Where does the word "true" occur in the entries below? Copy every line that has it.

**Items from an interface collection**
════════════════

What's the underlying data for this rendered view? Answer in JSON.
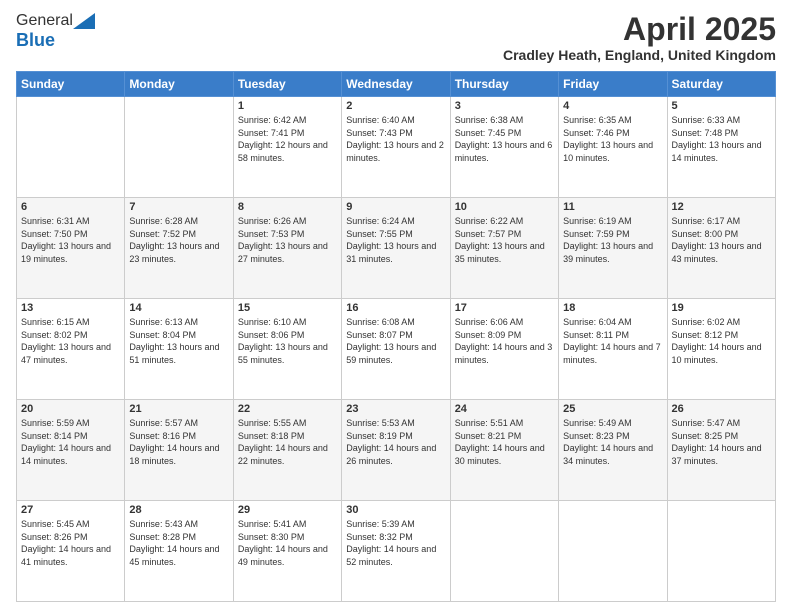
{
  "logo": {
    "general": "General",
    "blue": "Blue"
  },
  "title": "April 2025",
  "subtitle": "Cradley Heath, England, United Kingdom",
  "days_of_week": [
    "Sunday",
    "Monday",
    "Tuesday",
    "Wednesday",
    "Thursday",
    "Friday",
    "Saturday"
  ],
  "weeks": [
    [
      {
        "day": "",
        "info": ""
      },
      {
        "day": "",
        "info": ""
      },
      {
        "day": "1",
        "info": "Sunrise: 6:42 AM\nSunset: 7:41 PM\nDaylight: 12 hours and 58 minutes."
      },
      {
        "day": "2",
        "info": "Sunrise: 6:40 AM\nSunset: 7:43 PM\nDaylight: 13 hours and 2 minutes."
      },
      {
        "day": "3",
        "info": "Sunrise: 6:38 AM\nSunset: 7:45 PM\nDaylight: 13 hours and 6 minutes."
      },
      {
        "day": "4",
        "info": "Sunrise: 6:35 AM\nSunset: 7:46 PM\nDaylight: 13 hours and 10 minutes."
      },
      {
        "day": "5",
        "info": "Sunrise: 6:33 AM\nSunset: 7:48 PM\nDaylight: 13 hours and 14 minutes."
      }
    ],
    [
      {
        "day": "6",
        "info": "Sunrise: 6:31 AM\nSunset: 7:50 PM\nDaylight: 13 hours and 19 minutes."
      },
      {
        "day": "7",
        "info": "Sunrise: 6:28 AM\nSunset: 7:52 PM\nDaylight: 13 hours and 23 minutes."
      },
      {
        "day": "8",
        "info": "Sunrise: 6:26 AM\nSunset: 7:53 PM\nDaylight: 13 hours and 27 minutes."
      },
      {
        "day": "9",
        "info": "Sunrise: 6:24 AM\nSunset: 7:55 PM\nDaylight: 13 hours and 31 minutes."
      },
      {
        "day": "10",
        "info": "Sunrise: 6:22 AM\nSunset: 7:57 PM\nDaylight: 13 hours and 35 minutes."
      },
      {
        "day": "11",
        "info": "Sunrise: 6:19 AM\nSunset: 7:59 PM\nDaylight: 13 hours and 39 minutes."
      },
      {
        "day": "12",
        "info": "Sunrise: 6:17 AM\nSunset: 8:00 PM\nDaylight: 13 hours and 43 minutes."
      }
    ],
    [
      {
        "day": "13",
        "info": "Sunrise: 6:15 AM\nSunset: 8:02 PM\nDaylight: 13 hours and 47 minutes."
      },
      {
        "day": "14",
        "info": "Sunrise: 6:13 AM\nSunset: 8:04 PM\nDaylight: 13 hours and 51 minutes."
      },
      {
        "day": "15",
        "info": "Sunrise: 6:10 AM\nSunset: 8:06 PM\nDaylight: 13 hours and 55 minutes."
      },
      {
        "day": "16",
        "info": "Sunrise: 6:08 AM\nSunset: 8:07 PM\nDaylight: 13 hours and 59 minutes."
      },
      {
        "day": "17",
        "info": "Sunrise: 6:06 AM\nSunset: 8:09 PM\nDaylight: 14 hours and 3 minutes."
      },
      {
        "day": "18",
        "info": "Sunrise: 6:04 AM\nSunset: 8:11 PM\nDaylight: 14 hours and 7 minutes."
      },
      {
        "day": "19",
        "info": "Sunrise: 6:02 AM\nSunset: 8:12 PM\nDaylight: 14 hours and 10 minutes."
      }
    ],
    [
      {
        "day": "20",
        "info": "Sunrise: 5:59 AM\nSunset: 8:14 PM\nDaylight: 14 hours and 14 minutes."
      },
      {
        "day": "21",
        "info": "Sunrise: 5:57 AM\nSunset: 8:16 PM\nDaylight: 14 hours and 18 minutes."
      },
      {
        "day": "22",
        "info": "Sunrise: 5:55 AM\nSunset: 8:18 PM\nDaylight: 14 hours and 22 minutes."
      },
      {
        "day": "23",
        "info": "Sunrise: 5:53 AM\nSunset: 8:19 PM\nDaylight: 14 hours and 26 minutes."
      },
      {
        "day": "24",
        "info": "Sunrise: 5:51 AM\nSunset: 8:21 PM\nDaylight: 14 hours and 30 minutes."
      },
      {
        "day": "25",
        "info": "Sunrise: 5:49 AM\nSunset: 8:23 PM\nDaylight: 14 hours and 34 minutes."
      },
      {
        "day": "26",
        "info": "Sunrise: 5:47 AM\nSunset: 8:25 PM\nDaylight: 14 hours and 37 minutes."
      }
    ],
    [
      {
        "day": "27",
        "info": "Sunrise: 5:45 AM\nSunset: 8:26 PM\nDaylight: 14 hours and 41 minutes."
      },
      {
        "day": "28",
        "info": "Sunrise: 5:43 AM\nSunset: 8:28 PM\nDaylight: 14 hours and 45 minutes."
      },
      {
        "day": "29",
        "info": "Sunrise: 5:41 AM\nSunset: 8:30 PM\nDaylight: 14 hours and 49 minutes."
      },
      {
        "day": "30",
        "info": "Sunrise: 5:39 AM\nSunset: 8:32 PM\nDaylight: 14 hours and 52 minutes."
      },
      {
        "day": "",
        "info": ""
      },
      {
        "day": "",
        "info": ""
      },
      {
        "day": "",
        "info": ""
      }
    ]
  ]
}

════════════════

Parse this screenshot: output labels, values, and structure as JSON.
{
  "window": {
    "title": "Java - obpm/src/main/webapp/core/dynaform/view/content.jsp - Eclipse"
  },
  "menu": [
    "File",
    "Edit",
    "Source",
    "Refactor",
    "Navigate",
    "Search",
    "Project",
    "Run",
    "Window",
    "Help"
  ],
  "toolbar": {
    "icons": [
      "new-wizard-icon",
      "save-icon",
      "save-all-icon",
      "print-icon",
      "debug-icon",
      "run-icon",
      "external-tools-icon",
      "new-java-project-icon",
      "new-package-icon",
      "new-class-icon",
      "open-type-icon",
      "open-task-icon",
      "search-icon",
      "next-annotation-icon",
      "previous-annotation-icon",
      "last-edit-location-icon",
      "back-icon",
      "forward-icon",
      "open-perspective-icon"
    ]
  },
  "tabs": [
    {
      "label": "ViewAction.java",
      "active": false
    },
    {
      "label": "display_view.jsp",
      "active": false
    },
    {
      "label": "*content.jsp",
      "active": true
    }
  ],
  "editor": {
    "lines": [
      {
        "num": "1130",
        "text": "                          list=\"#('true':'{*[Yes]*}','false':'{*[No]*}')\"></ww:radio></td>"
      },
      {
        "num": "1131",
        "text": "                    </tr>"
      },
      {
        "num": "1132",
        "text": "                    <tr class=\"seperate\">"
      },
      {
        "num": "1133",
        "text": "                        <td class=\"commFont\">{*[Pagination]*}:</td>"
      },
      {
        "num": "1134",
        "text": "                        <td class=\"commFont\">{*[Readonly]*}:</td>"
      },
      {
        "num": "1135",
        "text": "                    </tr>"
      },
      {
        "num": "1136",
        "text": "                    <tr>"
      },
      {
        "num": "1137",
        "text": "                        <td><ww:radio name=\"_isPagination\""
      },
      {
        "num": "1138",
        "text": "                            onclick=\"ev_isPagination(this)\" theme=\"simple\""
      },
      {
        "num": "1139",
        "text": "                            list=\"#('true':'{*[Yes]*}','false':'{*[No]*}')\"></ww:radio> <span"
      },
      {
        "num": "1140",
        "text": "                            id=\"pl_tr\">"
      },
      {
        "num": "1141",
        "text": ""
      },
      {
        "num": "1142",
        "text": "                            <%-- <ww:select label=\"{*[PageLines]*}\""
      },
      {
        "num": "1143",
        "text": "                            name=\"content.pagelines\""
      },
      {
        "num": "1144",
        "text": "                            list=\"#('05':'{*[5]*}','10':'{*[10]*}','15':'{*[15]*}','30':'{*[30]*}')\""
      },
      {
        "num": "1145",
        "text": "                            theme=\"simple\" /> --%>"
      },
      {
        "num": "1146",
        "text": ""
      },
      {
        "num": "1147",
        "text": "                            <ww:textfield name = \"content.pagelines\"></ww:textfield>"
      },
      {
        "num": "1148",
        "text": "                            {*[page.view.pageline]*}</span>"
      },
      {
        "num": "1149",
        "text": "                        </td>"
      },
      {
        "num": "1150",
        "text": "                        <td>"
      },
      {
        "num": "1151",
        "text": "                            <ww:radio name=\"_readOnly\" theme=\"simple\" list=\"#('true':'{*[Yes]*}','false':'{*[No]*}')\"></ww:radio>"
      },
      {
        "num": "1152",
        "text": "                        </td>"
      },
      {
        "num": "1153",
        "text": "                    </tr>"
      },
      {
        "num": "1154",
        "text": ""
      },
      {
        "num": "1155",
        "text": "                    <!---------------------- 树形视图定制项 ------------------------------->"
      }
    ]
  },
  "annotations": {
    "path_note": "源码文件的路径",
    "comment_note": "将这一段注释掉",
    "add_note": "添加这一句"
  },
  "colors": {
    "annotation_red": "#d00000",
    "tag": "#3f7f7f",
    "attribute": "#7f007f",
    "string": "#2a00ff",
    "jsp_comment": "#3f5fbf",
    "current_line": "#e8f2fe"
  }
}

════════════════

**Answer section**
      "active": true
        "text": "                          list=\"#('true':'{*[Yes]*}','false':'{*[No]*}')\"></ww:radio></td>"
        "text": "                            list=\"#('true':'{*[Yes]*}','false':'{*[No]*}')\"></ww:radio> <span"
        "text": "                            <ww:radio name=\"_readOnly\" theme=\"simple\" list=\"#('true':'{*[Yes]*}','false':'{*[No]*}')\"></ww:radio>"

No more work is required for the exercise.